# TASK REQUIREMENTS
Start at the line with "Convert this screenshot" and print every line through the end of the material below. Keep it exact and free of pictures.
### DATASET ###
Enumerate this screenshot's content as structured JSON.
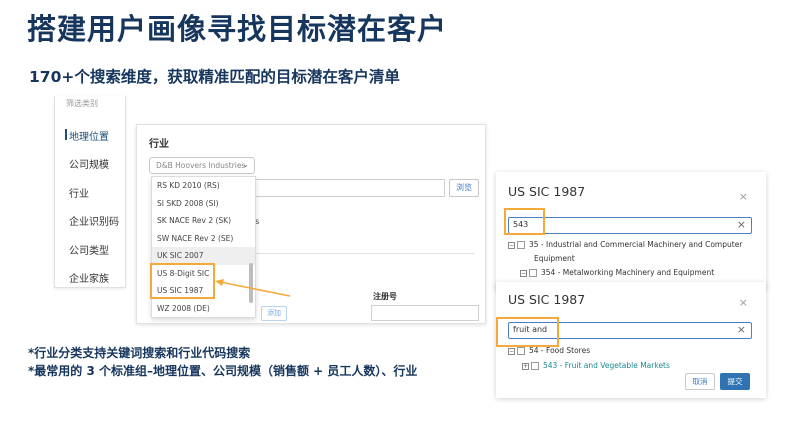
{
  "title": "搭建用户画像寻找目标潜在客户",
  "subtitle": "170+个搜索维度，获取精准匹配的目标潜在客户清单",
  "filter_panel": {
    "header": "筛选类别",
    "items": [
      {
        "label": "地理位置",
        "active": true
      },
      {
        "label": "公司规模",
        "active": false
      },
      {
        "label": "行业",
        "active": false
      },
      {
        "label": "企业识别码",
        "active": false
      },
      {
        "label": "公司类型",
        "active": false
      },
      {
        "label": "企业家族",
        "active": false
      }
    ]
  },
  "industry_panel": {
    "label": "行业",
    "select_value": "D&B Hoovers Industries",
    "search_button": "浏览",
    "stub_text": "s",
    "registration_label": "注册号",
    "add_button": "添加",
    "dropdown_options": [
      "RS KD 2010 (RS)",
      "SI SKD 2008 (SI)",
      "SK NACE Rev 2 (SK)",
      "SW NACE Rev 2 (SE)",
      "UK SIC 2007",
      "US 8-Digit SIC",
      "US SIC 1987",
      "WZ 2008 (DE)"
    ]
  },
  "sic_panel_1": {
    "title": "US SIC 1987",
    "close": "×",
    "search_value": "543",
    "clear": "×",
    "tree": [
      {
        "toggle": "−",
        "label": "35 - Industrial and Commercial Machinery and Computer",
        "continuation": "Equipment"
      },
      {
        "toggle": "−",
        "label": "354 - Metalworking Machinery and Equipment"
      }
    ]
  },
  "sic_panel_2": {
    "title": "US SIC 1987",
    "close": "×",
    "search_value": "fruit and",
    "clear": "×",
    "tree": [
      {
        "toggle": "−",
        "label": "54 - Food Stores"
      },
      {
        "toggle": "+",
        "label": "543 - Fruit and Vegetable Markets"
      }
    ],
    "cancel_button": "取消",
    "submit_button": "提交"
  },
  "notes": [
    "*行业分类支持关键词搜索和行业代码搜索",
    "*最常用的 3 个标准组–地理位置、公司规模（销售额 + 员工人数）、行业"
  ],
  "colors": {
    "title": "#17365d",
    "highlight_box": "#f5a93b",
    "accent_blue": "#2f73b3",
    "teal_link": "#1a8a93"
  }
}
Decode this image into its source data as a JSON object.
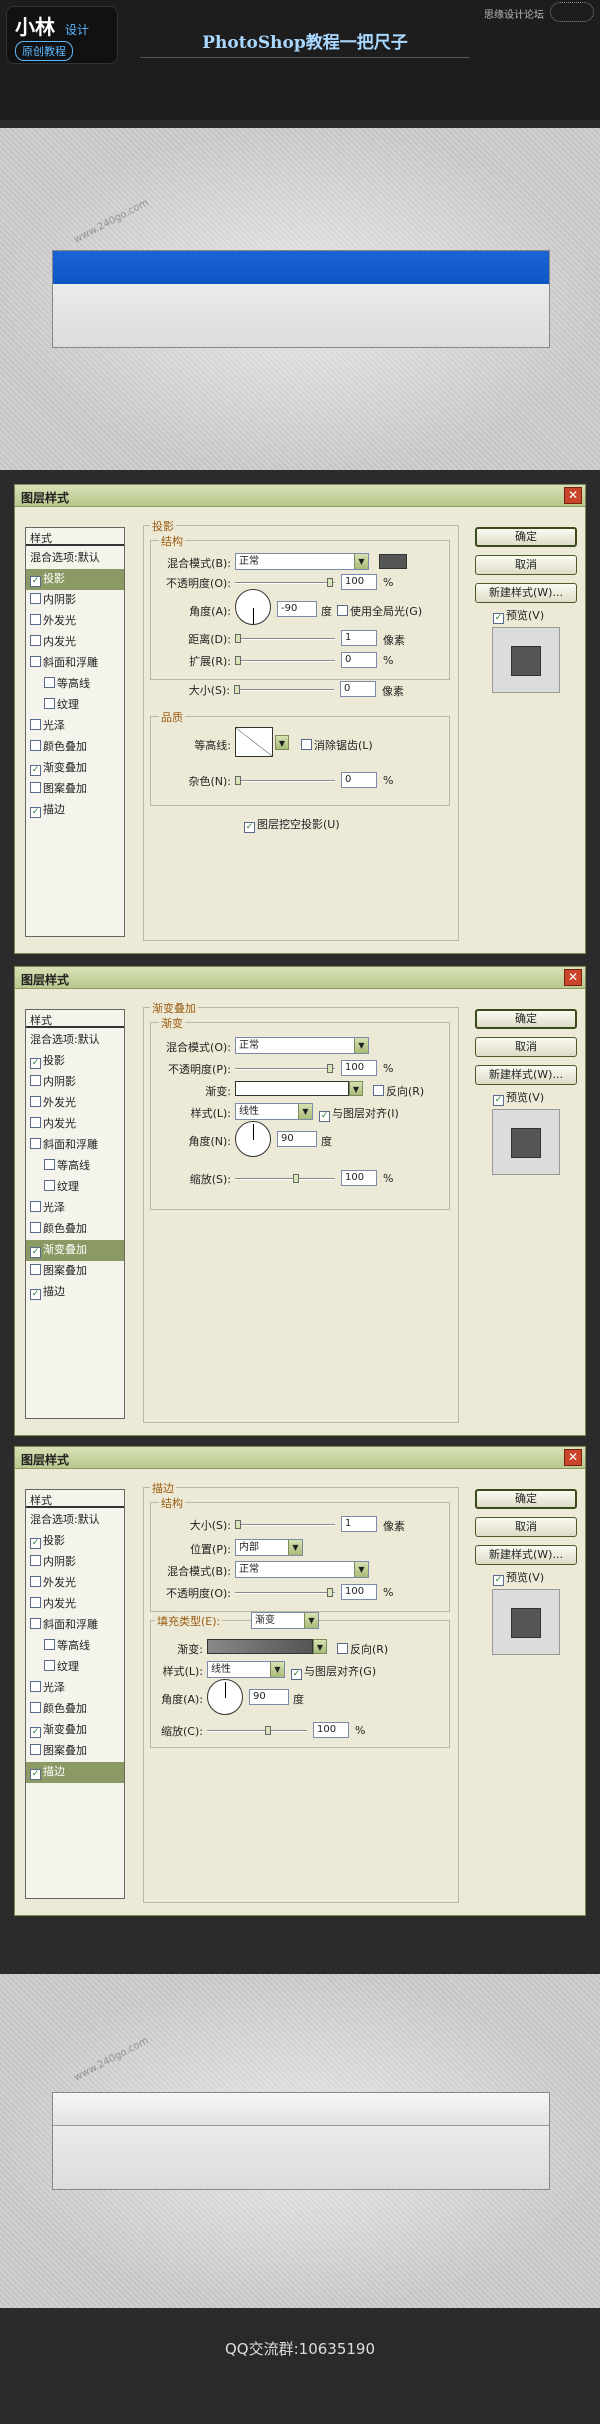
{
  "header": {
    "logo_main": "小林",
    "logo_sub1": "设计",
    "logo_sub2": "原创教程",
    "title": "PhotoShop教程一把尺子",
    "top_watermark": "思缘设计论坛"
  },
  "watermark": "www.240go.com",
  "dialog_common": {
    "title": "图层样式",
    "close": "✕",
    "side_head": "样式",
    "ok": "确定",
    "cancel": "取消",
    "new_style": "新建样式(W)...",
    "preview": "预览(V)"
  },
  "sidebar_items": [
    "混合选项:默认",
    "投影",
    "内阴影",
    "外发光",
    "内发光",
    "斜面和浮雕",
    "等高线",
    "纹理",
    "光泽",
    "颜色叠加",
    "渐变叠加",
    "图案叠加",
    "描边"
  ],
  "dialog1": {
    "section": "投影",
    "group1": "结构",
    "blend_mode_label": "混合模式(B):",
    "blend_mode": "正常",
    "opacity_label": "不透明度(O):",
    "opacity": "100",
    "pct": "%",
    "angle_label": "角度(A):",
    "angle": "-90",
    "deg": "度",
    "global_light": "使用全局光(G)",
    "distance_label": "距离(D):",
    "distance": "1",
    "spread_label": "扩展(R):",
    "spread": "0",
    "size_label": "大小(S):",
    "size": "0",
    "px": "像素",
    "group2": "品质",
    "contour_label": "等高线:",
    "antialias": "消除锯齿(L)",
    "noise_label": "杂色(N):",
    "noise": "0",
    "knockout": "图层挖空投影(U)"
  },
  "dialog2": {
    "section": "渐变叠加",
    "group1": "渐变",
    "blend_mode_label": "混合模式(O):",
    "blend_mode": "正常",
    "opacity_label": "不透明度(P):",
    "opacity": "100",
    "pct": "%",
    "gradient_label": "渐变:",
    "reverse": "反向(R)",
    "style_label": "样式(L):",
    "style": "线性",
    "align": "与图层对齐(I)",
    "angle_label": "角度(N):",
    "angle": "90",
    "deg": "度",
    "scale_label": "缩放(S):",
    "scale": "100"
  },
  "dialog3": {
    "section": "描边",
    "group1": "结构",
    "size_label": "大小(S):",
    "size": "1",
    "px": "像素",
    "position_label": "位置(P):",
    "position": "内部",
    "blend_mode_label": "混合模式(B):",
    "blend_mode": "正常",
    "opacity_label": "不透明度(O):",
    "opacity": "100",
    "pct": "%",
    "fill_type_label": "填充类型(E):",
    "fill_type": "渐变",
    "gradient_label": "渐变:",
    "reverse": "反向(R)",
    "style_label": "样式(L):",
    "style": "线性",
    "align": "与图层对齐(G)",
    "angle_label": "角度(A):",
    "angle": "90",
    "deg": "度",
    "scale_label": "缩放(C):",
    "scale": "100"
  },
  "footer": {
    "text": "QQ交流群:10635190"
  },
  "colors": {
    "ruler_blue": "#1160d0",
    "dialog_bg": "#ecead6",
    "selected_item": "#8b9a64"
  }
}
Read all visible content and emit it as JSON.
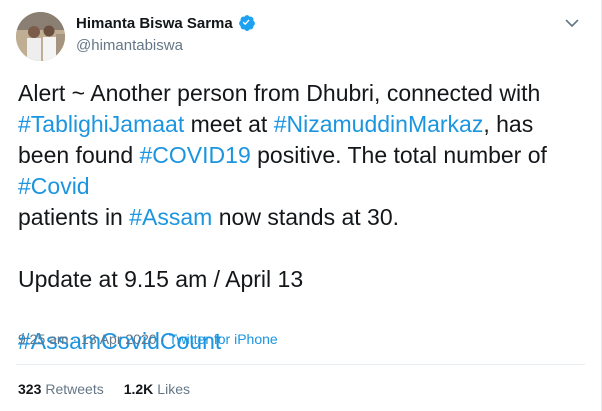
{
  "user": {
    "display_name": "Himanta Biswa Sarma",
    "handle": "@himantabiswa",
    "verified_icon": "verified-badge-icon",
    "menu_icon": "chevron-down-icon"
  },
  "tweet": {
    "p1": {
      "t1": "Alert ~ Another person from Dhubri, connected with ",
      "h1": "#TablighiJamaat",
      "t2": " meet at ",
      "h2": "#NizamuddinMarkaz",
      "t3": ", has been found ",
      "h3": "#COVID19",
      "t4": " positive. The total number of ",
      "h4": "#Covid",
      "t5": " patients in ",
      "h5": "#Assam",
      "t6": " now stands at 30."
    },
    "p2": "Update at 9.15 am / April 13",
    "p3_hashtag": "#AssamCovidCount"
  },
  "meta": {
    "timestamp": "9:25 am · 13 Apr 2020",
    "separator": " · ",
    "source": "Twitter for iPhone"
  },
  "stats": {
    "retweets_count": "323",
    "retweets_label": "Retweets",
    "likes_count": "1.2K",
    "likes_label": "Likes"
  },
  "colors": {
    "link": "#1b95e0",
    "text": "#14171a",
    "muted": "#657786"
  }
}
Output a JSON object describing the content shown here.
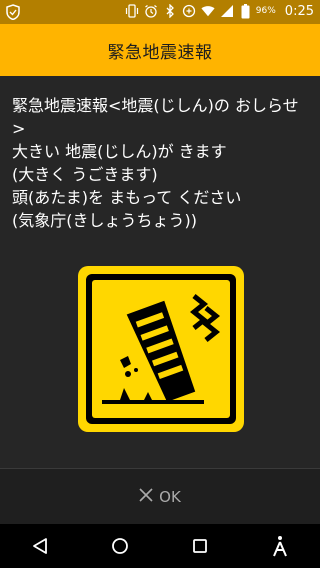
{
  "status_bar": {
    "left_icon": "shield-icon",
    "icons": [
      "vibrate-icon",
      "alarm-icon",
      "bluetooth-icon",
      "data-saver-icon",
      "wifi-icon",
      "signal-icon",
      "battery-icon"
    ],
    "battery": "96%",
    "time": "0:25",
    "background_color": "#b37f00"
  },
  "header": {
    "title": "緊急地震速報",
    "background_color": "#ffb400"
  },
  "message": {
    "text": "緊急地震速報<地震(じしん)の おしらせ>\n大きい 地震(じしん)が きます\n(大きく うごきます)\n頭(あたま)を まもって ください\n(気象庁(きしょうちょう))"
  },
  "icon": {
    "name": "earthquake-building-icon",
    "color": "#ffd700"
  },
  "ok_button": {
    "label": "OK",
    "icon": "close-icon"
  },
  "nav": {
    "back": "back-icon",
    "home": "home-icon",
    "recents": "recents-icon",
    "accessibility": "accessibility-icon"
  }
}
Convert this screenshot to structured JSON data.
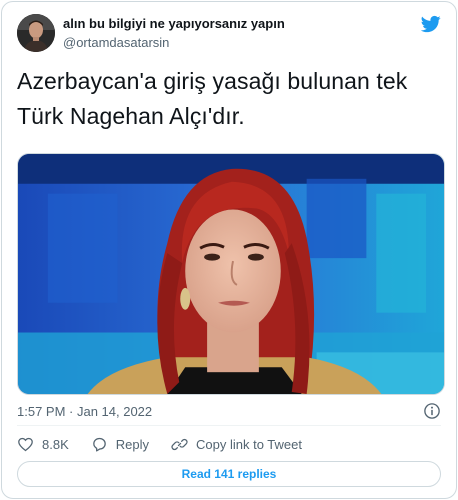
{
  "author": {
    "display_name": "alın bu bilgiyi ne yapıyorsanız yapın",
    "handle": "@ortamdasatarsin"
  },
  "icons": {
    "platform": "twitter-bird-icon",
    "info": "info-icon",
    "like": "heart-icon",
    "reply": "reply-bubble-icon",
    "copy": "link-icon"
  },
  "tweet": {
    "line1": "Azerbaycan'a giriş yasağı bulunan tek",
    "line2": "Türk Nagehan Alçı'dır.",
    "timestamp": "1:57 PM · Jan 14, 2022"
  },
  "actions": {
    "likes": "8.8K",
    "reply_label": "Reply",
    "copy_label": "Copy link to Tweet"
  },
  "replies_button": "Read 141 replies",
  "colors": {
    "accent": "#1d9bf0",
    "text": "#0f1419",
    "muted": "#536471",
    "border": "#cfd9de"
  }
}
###
# THE COMPLETED TASK
Convert this screenshot to structured JSON data.
{
  "author": {
    "display_name": "alın bu bilgiyi ne yapıyorsanız yapın",
    "handle": "@ortamdasatarsin"
  },
  "icons": {
    "platform": "twitter-bird-icon",
    "info": "info-icon",
    "like": "heart-icon",
    "reply": "reply-bubble-icon",
    "copy": "link-icon"
  },
  "tweet": {
    "line1": "Azerbaycan'a giriş yasağı bulunan tek",
    "line2": "Türk Nagehan Alçı'dır.",
    "timestamp": "1:57 PM · Jan 14, 2022"
  },
  "actions": {
    "likes": "8.8K",
    "reply_label": "Reply",
    "copy_label": "Copy link to Tweet"
  },
  "replies_button": "Read 141 replies",
  "colors": {
    "accent": "#1d9bf0",
    "text": "#0f1419",
    "muted": "#536471",
    "border": "#cfd9de"
  }
}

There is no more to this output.